These themes slowly become forgotten about, an afterthought, so what do you do to remedy that? It’s simple, bring them back to life, and here’s how I’m doing that:
- First, find some outdated (but previously popular) themes. I chose an old (GPL) theme from WPDesigner.
- Choose a popular, up-to-date theme framework. Preferably completely free and open source. I thought Thematic fit the bill nicely.
- Convert the outdated theme as a child theme of the previously chosen framework.
What Others Think
Remkus de Vries, who is who I originally got this idea from, said the following:
I think it’s great to revive some of those older themes who have not seen any updates since WordPress 2.7 or who are just completely abandoned. A big miss for me personally are threaded comments and a good semantic markup, but there are a lot more features I can think of that should be added to those updates. The best way to do that is to convert those older themes into Thematic child themes. They would get the best of everything from a code perspective. Also, the community would have a great opportunity to get their hands on a lot more examples on how to develop a child theme.
The first themes in need of a quickening that spring to mind are Small Potato’s. Such a shame…
He continued to say:
Maybe this will finally be a prelude to admitting child themes to the repo.
Ian Stewart, creator of the previously mentioned Thematic theme, had this to say:
Wow, Leland. I think this sound like an awesome boon to not just the community of people using Thematic but to fans of Small Potato’s best WPDesigner themes. What a great idea. I hope too that this project will help more people learn how to get a jump start on WordPress theme development with child themes.
Update: Tung Do (aka Small Potato) formerly of WPDesigner said this below in the comments:
I’m +1 for theme resurrection. Plugins get abandoned and re-supported all the times. It’s about time someone does it for themes.
What I’ve Done So Far
If you compare it to the original demo, you probably won’t notice much of a difference at first glance. As a Thematic child theme, however, there are significant markup changes. There are also threaded comments available in the updated child theme.
Expect this child theme to be released very soon, for free. And maybe a theme dissection post, like the Astatic tutorial, soon to follow.
Update: The Braintied child theme has been released.
The themes which I plan on porting to Thematic are explicitly GPL compatible. I feel that it would be best if the themes I port are licensed under the GPL to avoid any potential licensing issues upon re-release.
This is kind of a two-for-one deal. Not only will the WordPress community benefit from outdated themes being brought back to life as child themes of Thematic, but developers can also learn more about them with additional examples and tutorials on making child themes.

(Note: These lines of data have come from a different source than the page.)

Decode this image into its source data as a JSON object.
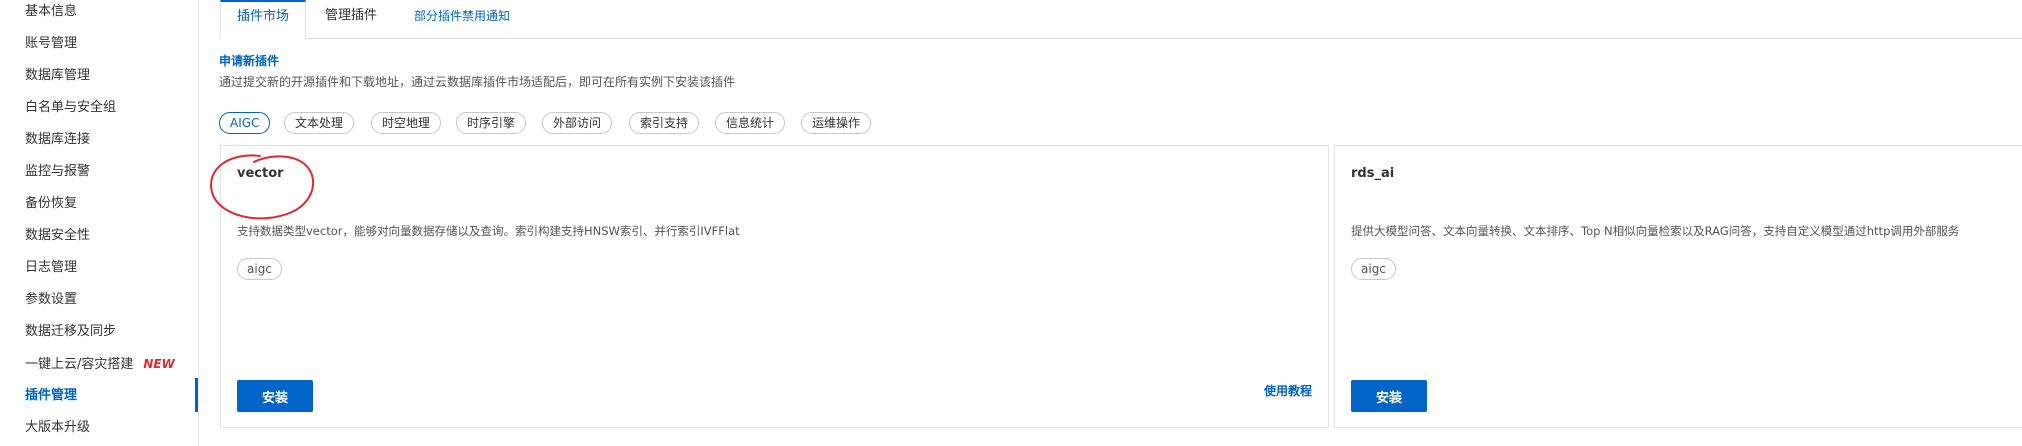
{
  "sidebar": {
    "items": [
      {
        "label": "基本信息"
      },
      {
        "label": "账号管理"
      },
      {
        "label": "数据库管理"
      },
      {
        "label": "白名单与安全组"
      },
      {
        "label": "数据库连接"
      },
      {
        "label": "监控与报警"
      },
      {
        "label": "备份恢复"
      },
      {
        "label": "数据安全性"
      },
      {
        "label": "日志管理"
      },
      {
        "label": "参数设置"
      },
      {
        "label": "数据迁移及同步"
      },
      {
        "label": "一键上云/容灾搭建",
        "badge": "NEW"
      },
      {
        "label": "插件管理",
        "active": true
      },
      {
        "label": "大版本升级"
      }
    ]
  },
  "tabs": [
    {
      "label": "插件市场",
      "active": true
    },
    {
      "label": "管理插件"
    },
    {
      "label": "部分插件禁用通知"
    }
  ],
  "apply": {
    "title": "申请新插件",
    "description": "通过提交新的开源插件和下载地址，通过云数据库插件市场适配后，即可在所有实例下安装该插件"
  },
  "filters": [
    {
      "label": "AIGC",
      "active": true
    },
    {
      "label": "文本处理"
    },
    {
      "label": "时空地理"
    },
    {
      "label": "时序引擎"
    },
    {
      "label": "外部访问"
    },
    {
      "label": "索引支持"
    },
    {
      "label": "信息统计"
    },
    {
      "label": "运维操作"
    }
  ],
  "cards": [
    {
      "title": "vector",
      "description": "支持数据类型vector，能够对向量数据存储以及查询。索引构建支持HNSW索引、并行索引IVFFlat",
      "tag": "aigc",
      "install_label": "安装",
      "tutorial_label": "使用教程"
    },
    {
      "title": "rds_ai",
      "description": "提供大模型问答、文本向量转换、文本排序、Top N相似向量检索以及RAG问答，支持自定义模型通过http调用外部服务",
      "tag": "aigc",
      "install_label": "安装"
    }
  ],
  "colors": {
    "accent": "#0064c8",
    "annotation": "#e0282e",
    "new_badge": "#e0282e"
  }
}
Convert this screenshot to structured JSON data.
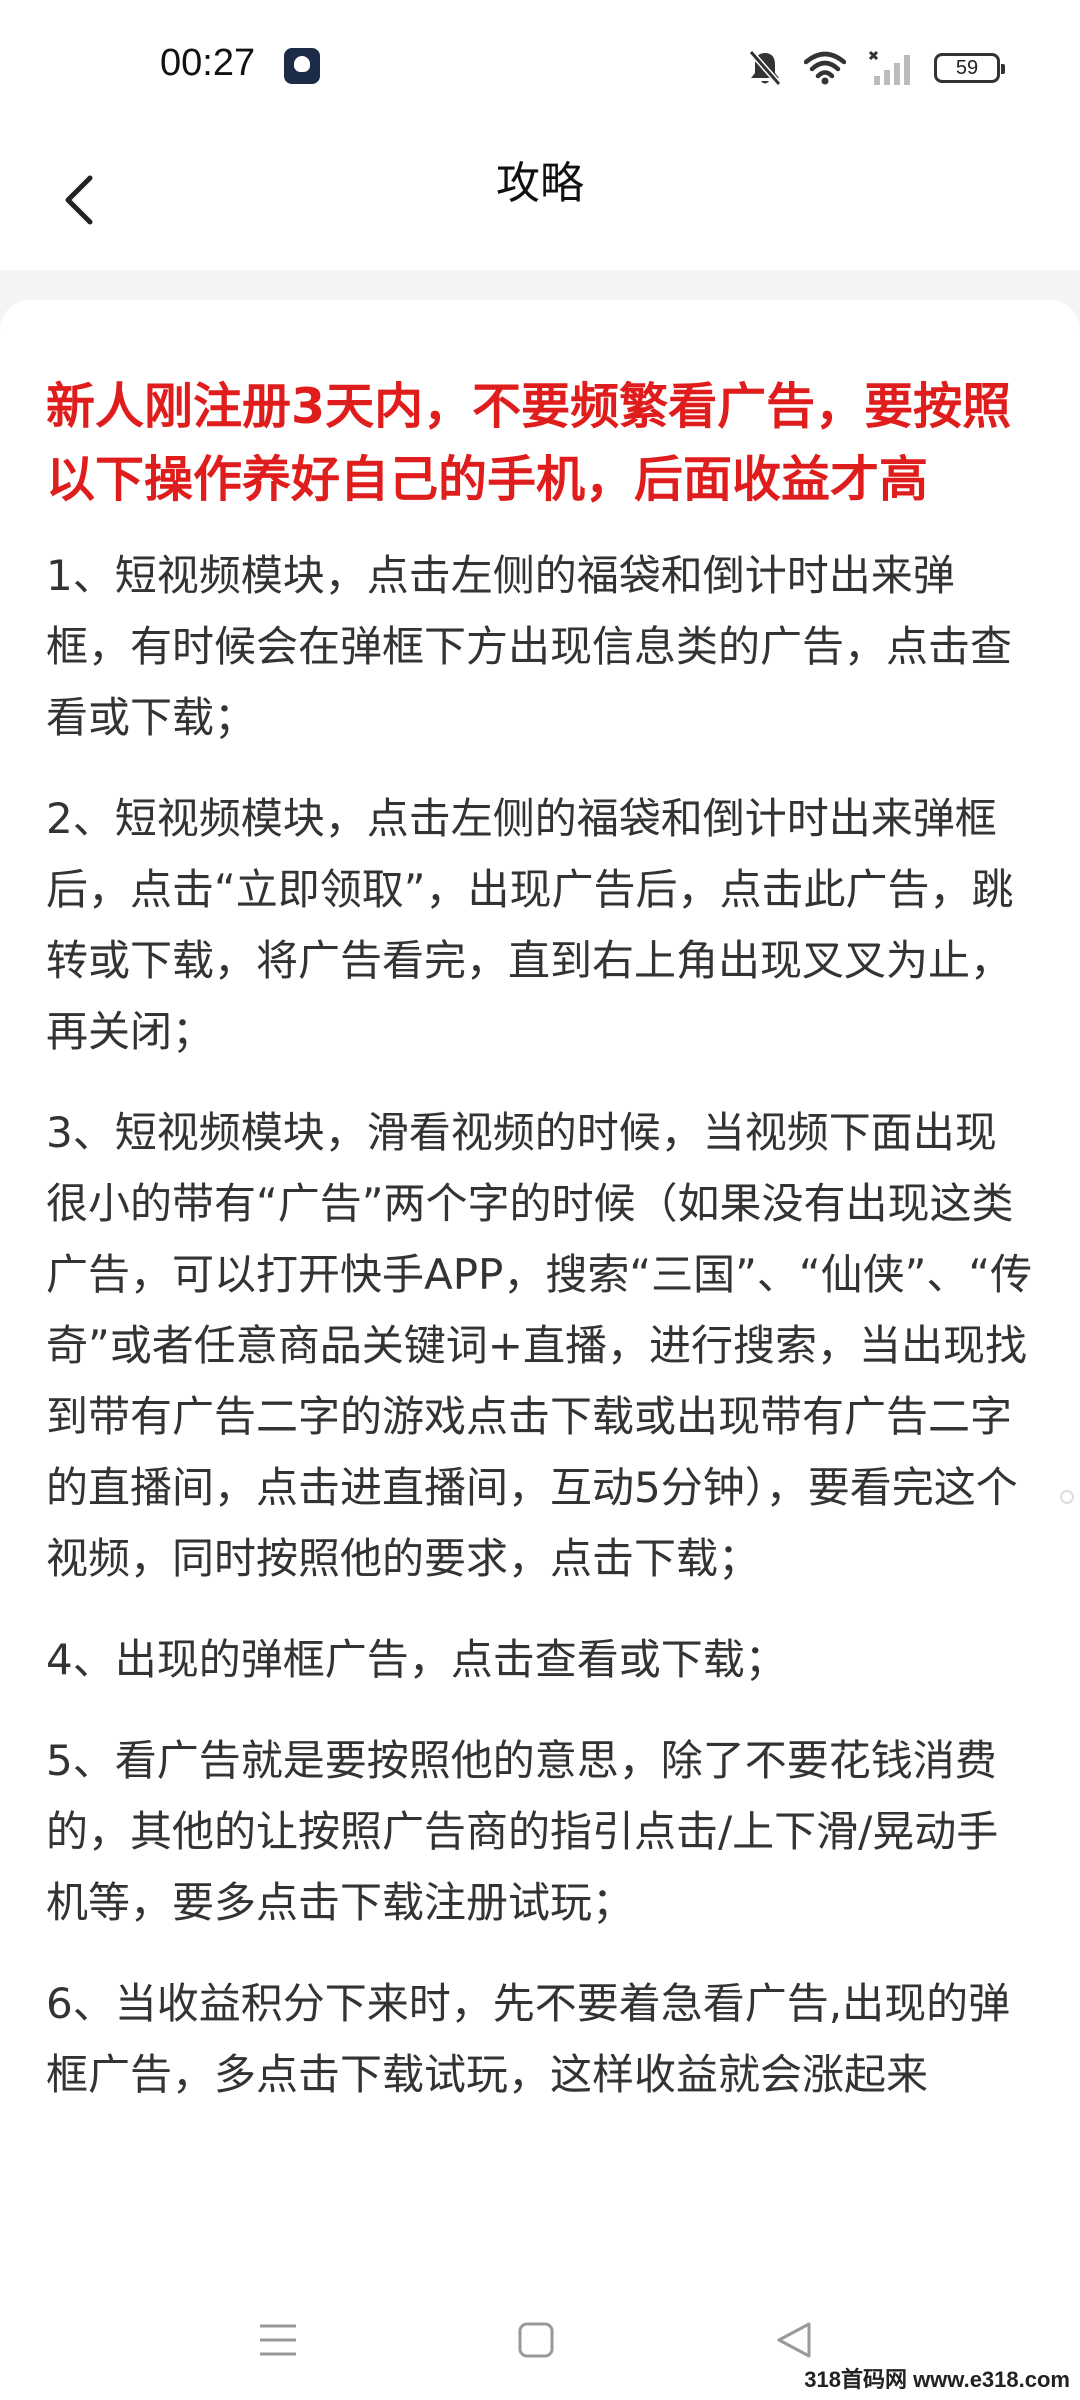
{
  "status_bar": {
    "time": "00:27",
    "battery": "59"
  },
  "header": {
    "title": "攻略"
  },
  "content": {
    "headline": "新人刚注册3天内，不要频繁看广告，要按照以下操作养好自己的手机，后面收益才高",
    "steps": [
      "1、短视频模块，点击左侧的福袋和倒计时出来弹框，有时候会在弹框下方出现信息类的广告，点击查看或下载；",
      "2、短视频模块，点击左侧的福袋和倒计时出来弹框后，点击“立即领取”，出现广告后，点击此广告，跳转或下载，将广告看完，直到右上角出现叉叉为止，再关闭；",
      "3、短视频模块，滑看视频的时候，当视频下面出现很小的带有“广告”两个字的时候（如果没有出现这类广告，可以打开快手APP，搜索“三国”、“仙侠”、“传奇”或者任意商品关键词+直播，进行搜索，当出现找到带有广告二字的游戏点击下载或出现带有广告二字的直播间，点击进直播间，互动5分钟），要看完这个视频，同时按照他的要求，点击下载；",
      "4、出现的弹框广告，点击查看或下载；",
      "5、看广告就是要按照他的意思，除了不要花钱消费的，其他的让按照广告商的指引点击/上下滑/晃动手机等，要多点击下载注册试玩；",
      "6、当收益积分下来时，先不要着急看广告,出现的弹框广告，多点击下载试玩，这样收益就会涨起来"
    ]
  },
  "watermark": "318首码网 www.e318.com",
  "colors": {
    "headline": "#e01d1d",
    "body_text": "#333333",
    "page_background": "#f4f4f4"
  }
}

I’d really love to hear your thoughts about this in the comments.
About Leland Fiegel
Leland Fiegel was the original founder of ThemeLab. He is a web developer who loves WordPress and blogging.